*** Opening of Record extracts ***

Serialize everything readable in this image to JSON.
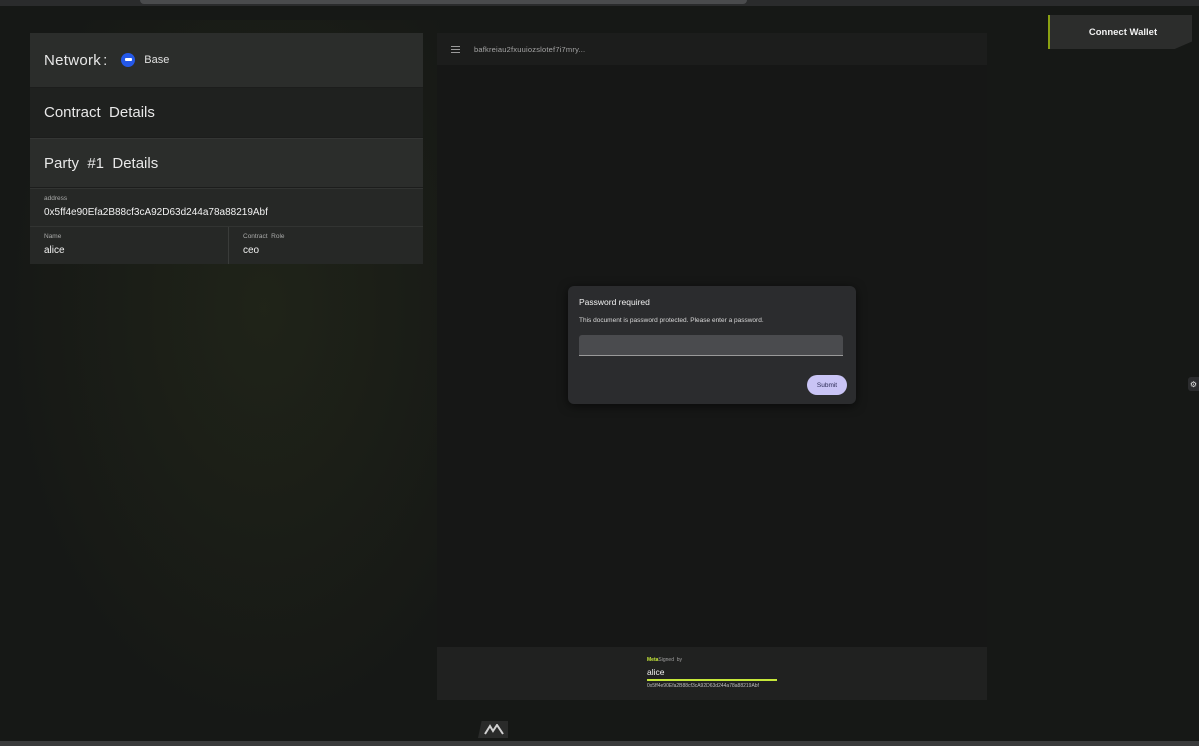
{
  "header": {
    "connect_wallet_label": "Connect Wallet"
  },
  "network": {
    "label": "Network",
    "colon": ":",
    "chain_name": "Base",
    "chain_color": "#2458e8"
  },
  "contract": {
    "title": "Contract  Details"
  },
  "party": {
    "title": "Party  #1  Details",
    "address_label": "address",
    "address_value": "0x5ff4e90Efa2B88cf3cA92D63d244a78a88219Abf",
    "name_label": "Name",
    "name_value": "alice",
    "role_label": "Contract  Role",
    "role_value": "ceo"
  },
  "viewer": {
    "filename": "bafkreiau2fxuuiozslotef7i7mry..."
  },
  "modal": {
    "title": "Password required",
    "message": "This document is password protected. Please enter a password.",
    "input_value": "",
    "submit_label": "Submit"
  },
  "signature": {
    "brand": "Meta",
    "signed_by": "Signed  by",
    "name": "alice",
    "address": "0x5ff4e90Efa2B88cf3cA92D63d244a78a88219Abf",
    "accent_color": "#c6e83a"
  },
  "icons": {
    "menu": "menu-icon",
    "chain": "base-chain-icon",
    "side_toggle": "accessibility-toggle-icon",
    "logo": "metasigned-logo-icon"
  }
}
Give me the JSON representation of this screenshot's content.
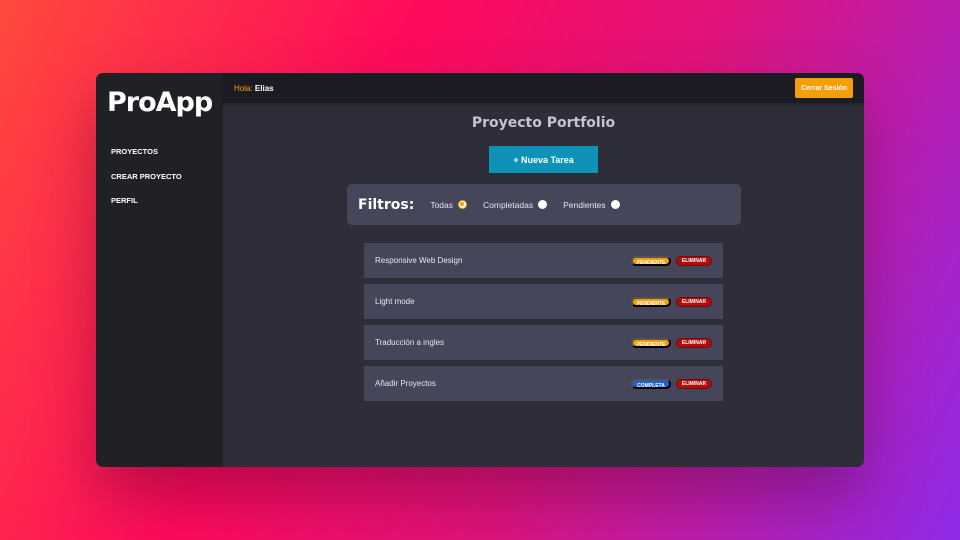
{
  "app": {
    "logo": "ProApp"
  },
  "sidebar": {
    "items": [
      {
        "label": "Proyectos"
      },
      {
        "label": "Crear Proyecto"
      },
      {
        "label": "Perfil"
      }
    ]
  },
  "topbar": {
    "greeting": "Hola:",
    "user": "Elias",
    "logout_label": "Cerrar Sesión"
  },
  "project": {
    "title": "Proyecto Portfolio",
    "new_task_label": "+ Nueva Tarea"
  },
  "filters": {
    "label": "Filtros:",
    "options": [
      {
        "label": "Todas",
        "checked": true
      },
      {
        "label": "Completadas",
        "checked": false
      },
      {
        "label": "Pendientes",
        "checked": false
      }
    ]
  },
  "tasks": [
    {
      "name": "Responsive Web Design",
      "status": "Pendiente",
      "delete_label": "Eliminar"
    },
    {
      "name": "Light mode",
      "status": "Pendiente",
      "delete_label": "Eliminar"
    },
    {
      "name": "Traducción a ingles",
      "status": "Pendiente",
      "delete_label": "Eliminar"
    },
    {
      "name": "Añadir Proyectos",
      "status": "Completa",
      "delete_label": "Eliminar"
    }
  ],
  "colors": {
    "accent": "#f59e0b",
    "primary_button": "#0e92b8",
    "complete": "#1d63d6",
    "danger": "#b00d0d"
  }
}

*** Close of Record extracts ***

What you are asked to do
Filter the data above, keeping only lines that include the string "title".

Written response
    "title": "Contract  Details"
    "title": "Party  #1  Details",
    "title": "Password required",
    "title": "Proyecto Portfolio",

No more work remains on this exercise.